Yesterday, the Board refused an expansion for the Academics Plus Charter School in Maumelle, which opened in 2001. It was supposed to reach out to poor and minority students. It has so far failed at that contractual mission, never meeting the minority enrollment its founders promised. It became pretty much a white flight haven for the city of Maumelle, in its founding years served by schools away from largely white Maumelle. Its test scores for the generally middle class student body have lagged. In one case familiar to me, an accomplished black student complained about school attitudes toward black students several years ago.
Finally, the school is going to participate in the school lunch program that subsidizes lower-income families. Finally, the school is trying to provide transportation to poorer students. Finally, the state Board is looking at test scores and results at the school. The Board should have applied this scrutiny 10 years ago, but the board was largely controlled for a number of years by charter school partisans, including even a board member employed by the Walton millions to advance charter schools at all costs. Thanks to Sam Ledbetter, Brenda Gullett, James Cooper and Ben Mays for raising the right questions. Academics Plus may get on track and meet its mission, thanks to such tougher scrutiny. If not, the state should end its support. One wonders whether any changes would have occurred without the recent invigoration of the state Board.
One question for State Education Director Tom Kimbrell: Where does a state agency get off resisting a Little Rock School District request in federal court to see state data on charter schools in Arkansas back to 2001. Accountability equals transparency.

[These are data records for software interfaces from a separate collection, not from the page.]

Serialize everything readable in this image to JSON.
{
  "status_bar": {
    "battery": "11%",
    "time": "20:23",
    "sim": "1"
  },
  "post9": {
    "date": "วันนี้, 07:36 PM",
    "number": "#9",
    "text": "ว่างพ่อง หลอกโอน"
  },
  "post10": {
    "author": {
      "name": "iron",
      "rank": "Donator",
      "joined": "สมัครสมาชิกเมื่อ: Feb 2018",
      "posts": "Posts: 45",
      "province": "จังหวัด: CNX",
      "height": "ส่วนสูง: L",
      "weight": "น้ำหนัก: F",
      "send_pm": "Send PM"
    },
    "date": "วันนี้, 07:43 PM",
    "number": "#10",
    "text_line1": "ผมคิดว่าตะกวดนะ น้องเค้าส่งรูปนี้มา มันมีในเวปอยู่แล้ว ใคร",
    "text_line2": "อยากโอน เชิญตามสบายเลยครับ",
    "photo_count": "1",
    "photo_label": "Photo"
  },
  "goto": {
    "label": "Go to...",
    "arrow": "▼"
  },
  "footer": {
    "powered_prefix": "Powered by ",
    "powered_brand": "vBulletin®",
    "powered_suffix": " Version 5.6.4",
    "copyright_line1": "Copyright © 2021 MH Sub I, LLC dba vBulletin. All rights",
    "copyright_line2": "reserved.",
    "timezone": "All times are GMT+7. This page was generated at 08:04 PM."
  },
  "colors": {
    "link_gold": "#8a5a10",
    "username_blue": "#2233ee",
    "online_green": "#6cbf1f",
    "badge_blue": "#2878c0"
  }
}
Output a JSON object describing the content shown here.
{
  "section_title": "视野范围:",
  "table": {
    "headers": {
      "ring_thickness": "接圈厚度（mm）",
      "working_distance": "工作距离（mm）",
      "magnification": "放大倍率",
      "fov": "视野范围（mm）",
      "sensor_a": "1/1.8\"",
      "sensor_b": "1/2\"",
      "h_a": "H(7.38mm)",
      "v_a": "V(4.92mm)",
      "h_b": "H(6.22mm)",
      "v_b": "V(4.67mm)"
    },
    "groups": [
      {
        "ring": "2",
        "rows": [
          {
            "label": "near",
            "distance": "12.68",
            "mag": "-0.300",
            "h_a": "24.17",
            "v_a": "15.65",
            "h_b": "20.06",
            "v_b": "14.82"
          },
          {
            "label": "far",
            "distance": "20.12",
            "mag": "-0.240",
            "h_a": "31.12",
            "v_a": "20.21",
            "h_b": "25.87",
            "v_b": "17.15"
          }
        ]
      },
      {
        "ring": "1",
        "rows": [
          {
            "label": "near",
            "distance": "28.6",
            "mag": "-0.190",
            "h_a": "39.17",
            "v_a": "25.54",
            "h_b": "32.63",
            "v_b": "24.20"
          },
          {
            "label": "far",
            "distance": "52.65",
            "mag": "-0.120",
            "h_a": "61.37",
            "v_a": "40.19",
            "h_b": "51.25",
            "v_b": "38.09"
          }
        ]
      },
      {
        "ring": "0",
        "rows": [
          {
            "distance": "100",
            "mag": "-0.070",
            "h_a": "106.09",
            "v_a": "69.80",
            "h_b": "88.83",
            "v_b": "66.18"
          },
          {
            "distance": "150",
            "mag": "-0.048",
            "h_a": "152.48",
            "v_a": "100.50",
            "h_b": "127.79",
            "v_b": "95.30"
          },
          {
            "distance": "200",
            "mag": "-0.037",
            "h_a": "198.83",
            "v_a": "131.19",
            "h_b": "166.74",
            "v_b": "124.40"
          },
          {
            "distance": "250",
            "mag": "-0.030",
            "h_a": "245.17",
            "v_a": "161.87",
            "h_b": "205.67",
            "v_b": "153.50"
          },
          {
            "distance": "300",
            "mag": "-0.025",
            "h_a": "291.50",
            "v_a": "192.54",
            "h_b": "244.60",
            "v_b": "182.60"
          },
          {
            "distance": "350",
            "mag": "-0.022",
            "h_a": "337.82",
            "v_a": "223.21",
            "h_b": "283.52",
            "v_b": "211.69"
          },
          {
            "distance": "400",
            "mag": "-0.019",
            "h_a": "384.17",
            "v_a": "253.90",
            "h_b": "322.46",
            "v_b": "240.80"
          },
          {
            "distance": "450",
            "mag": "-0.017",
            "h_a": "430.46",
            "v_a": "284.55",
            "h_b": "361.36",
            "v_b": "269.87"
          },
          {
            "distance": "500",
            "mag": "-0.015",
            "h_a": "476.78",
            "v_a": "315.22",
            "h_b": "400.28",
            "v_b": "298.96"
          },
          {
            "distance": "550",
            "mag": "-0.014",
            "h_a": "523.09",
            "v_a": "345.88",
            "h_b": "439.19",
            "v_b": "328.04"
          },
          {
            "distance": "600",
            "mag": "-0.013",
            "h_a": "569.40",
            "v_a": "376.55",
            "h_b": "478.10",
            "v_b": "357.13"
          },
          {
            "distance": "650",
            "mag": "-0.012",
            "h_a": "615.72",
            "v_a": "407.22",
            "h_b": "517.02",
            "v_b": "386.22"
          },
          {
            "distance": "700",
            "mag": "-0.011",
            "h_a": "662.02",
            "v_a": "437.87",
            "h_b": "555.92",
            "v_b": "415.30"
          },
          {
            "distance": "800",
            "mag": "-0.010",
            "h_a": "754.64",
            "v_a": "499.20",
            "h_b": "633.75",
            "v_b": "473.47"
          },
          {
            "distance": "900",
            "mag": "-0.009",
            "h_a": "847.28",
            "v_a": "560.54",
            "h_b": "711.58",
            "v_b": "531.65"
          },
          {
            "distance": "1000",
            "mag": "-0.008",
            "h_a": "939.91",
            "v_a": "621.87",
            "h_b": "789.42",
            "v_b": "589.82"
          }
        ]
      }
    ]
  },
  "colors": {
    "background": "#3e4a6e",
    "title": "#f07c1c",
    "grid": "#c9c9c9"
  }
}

What is there to hide, Dr. Kimbrell? These are public schools, right?